*Record extracts*
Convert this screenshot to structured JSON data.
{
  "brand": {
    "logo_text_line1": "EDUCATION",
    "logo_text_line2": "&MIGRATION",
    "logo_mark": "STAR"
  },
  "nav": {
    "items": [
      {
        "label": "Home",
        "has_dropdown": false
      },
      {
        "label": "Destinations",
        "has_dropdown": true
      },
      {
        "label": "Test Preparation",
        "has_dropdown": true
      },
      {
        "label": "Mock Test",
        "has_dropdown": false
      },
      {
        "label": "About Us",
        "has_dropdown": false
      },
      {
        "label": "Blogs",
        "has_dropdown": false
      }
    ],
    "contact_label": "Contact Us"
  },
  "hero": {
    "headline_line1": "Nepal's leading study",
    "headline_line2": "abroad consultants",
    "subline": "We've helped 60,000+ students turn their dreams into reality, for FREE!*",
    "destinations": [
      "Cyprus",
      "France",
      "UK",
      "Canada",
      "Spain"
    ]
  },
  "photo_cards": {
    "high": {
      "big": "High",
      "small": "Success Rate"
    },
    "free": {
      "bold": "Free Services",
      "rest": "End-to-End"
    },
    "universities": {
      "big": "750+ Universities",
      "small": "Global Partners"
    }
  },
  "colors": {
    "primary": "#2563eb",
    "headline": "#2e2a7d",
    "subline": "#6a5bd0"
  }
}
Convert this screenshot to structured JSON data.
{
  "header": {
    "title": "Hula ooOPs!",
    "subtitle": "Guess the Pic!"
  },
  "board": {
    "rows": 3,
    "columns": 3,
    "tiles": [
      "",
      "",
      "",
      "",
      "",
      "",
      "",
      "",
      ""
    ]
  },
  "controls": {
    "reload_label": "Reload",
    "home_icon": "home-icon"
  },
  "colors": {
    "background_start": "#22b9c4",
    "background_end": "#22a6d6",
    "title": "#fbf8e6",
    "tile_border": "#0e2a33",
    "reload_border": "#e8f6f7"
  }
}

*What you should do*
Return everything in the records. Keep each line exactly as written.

*Exercise output*
Convert this screenshot to structured JSON data.
{
  "brand": {
    "logo_text_line1": "EDUCATION",
    "logo_text_line2": "&MIGRATION",
    "logo_mark": "STAR"
  },
  "nav": {
    "items": [
      {
        "label": "Home",
        "has_dropdown": false
      },
      {
        "label": "Destinations",
        "has_dropdown": true
      },
      {
        "label": "Test Preparation",
        "has_dropdown": true
      },
      {
        "label": "Mock Test",
        "has_dropdown": false
      },
      {
        "label": "About Us",
        "has_dropdown": false
      },
      {
        "label": "Blogs",
        "has_dropdown": false
      }
    ],
    "contact_label": "Contact Us"
  },
  "hero": {
    "headline_line1": "Nepal's leading study",
    "headline_line2": "abroad consultants",
    "subline": "We've helped 60,000+ students turn their dreams into reality, for FREE!*",
    "destinations": [
      "Cyprus",
      "France",
      "UK",
      "Canada",
      "Spain"
    ]
  },
  "photo_cards": {
    "high": {
      "big": "High",
      "small": "Success Rate"
    },
    "free": {
      "bold": "Free Services",
      "rest": "End-to-End"
    },
    "universities": {
      "big": "750+ Universities",
      "small": "Global Partners"
    }
  },
  "colors": {
    "primary": "#2563eb",
    "headline": "#2e2a7d",
    "subline": "#6a5bd0"
  }
}
Convert this screenshot to structured JSON data.
{
  "header": {
    "title": "Hula ooOPs!",
    "subtitle": "Guess the Pic!"
  },
  "board": {
    "rows": 3,
    "columns": 3,
    "tiles": [
      "",
      "",
      "",
      "",
      "",
      "",
      "",
      "",
      ""
    ]
  },
  "controls": {
    "reload_label": "Reload",
    "home_icon": "home-icon"
  },
  "colors": {
    "background_start": "#22b9c4",
    "background_end": "#22a6d6",
    "title": "#fbf8e6",
    "tile_border": "#0e2a33",
    "reload_border": "#e8f6f7"
  }
}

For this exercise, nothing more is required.